TOKYO (Reuters) - Yasuhiro Furuse could have retired two years ago, but he wasn’t entirely happy with his pension income and had to put any such thoughts to bed.
It was just as well for Furuse’s employer Orix Corp, a financial services group, which would have struggled to find a replacement, with Japan’s jobless rate at 26-year lows.
This win-win arrangement, increasingly common in Japan, highlights a structural and policy challenge facing the world’s third-biggest economy.
Prime Minister Shinzo Abe’s government is considering raising the retirement age to 70 or 75 from 65 now, to ease pension burdens as well as a labor crunch. But a more durable longer term solution, analysts say, is for Japan to relax its strict controls on foreign workers.
“I have no choice but to work,” said Furuse, 62, a senior adviser at Orix’s corporate business headquarters.
“I appreciate that I could keep working, which makes me better off than living on pension and savings. Besides, I want to do something to contribute to society.”
Japan’s population is among the oldest on the planet and has one of the longest lifespans, putting pressure on its pension system. The old-age dependency ratio — or the numbers of elderly against those of working age — is the highest in the OECD.
The situation is being compounded by Japan’s deep-seated reluctance to fully open its gates to foreign workers, leaving many companies to rely on the old guard to overcome severe labor shortages.
On top of that, a lengthy spell of monetary easing by the Bank of Japan to battle deflation and spur growth has led to near-zero bond yields and crippled savings.
The current law requires companies to allow employees to work until 65 if they wish. In practice, most companies, trying to keep a lid on labor costs, set a mandatory retirement age at 60, with an option of further five years’ work on reduced pay.
That is changing.
Orix has raised the mandatory retirement age for its employees to 65 from 60. Some other firms such as Taiyo Life Insurance and restaurant chain Skylark Holdings Co, now also allow staff to work until 65, or 70 if employees wish.

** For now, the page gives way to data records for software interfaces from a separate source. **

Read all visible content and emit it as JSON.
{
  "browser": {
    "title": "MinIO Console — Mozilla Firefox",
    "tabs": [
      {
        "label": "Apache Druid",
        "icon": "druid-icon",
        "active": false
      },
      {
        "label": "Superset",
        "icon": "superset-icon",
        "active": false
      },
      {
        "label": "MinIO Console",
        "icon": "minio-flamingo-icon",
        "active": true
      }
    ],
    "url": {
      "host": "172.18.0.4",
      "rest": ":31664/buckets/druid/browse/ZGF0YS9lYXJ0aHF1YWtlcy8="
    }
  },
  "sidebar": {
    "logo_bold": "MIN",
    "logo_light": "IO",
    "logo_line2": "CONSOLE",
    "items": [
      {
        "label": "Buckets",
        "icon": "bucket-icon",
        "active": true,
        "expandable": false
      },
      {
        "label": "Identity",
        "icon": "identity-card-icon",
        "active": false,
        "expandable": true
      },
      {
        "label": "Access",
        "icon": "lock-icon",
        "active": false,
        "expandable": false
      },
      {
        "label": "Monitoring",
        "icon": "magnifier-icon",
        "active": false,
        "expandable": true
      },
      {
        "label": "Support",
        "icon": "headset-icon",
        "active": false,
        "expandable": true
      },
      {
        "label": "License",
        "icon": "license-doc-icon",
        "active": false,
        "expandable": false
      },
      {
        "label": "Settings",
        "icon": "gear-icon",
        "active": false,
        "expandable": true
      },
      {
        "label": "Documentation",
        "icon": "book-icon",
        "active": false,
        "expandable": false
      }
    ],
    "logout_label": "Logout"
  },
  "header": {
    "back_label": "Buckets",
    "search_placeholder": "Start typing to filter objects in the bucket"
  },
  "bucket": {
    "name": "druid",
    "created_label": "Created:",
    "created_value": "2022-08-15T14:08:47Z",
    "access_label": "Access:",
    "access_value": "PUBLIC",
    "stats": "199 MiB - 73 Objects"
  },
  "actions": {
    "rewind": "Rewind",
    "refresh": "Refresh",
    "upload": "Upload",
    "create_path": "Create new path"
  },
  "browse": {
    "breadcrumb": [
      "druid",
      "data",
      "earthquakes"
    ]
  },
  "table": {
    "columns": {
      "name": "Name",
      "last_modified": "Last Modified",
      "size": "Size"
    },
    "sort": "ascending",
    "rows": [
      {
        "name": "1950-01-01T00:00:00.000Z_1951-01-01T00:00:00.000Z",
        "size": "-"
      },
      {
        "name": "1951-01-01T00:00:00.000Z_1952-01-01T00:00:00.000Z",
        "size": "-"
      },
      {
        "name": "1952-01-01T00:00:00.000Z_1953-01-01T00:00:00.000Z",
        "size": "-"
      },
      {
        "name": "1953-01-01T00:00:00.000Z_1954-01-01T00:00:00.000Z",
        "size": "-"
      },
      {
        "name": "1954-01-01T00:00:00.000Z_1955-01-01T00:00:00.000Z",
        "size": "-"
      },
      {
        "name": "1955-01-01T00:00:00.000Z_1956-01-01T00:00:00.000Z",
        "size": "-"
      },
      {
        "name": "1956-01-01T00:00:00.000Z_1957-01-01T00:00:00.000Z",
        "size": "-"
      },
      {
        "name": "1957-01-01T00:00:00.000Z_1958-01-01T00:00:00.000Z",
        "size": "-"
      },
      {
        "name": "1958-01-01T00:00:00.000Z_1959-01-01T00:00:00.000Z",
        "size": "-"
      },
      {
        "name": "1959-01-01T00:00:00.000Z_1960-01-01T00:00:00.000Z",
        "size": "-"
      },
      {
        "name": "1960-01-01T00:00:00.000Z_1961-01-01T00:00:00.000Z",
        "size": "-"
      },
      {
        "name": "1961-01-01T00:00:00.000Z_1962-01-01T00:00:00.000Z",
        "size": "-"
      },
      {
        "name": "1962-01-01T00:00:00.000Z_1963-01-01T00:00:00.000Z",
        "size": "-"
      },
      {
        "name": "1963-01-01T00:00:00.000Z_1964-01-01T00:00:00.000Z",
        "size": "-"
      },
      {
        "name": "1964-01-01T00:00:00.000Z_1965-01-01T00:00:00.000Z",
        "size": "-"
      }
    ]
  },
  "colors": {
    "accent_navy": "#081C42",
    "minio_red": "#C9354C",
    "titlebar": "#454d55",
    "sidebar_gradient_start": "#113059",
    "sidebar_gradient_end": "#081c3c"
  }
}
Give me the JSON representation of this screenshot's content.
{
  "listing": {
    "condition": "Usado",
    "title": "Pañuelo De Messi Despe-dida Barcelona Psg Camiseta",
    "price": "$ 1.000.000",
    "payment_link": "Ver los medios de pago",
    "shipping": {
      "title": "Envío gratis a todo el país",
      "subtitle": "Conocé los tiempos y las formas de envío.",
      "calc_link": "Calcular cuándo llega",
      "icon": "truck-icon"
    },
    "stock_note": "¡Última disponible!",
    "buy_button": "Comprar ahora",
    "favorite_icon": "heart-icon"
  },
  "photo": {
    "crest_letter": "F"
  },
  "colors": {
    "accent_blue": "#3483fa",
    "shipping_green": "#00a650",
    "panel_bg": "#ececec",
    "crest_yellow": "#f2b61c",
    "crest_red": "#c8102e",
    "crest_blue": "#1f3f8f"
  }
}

“We will raise the retirement age to 65 to ... cope with a decline in the workforce,” Nippon Steel Corp said in a statement this month.
Mayumi Waki, a human resources manager at Orix, says the move was worth the extra spending. The older workers seem more motivated, the firm can benefit from their client relationships for longer and younger talent has more mentors available.
“We don’t consider raising the retirement age as a cost but a necessary investment,” Waki said.
To keep costs under control, Taiyo Life has changed the company’s pay review processes to be more focused on merit, and less on career length - another change in culture which is being increasingly adopted throughout Japan.
Over 8 million Japanese workers are 65 or older, a staggering 12 percent of the entire workforce, government data shows. The old-age dependency ratio is over 50 percent, and is expected to rise to nearly 80 percent by 2050, the OECD says.
The average employee pension in Japan is about 150,000 yen ($1,350.01) a month, lower than government’s target of 60 percent of the pre-retirement income for salaried workers, which would be 220,000 yen on average.
Some economists expect the average pension-to-wage ratio to keep deteriorating and worries are growing that Japan’s ‘pay-as-you-go’ pension scheme may be unsustainable, with fewer workers paying into it and more elders drawing from it.
In a significant move, immigration-shy Japan is taking tentative steps to let in more foreign, blue-collar workers to ease the labor shortage.
Other labor reforms also kicked in this month to curb overtime and promote more flexibility, such as shorter days or working from home, with some analysts saying this could encourage more women and retirees to look for jobs.
Cutting back on Japan’s notorious long hours at work may also make longer careers easier to sustain, analysts say.
“The era of retirement at 70 will come sooner or later,” Taiyo Life’s chairman Katsuhide Tanaka said.
Reporting by Tetsushi Kajimoto; additional reporting by Izumi Nakagawa; Editing by Marius Zaharia and Shri Navaratnam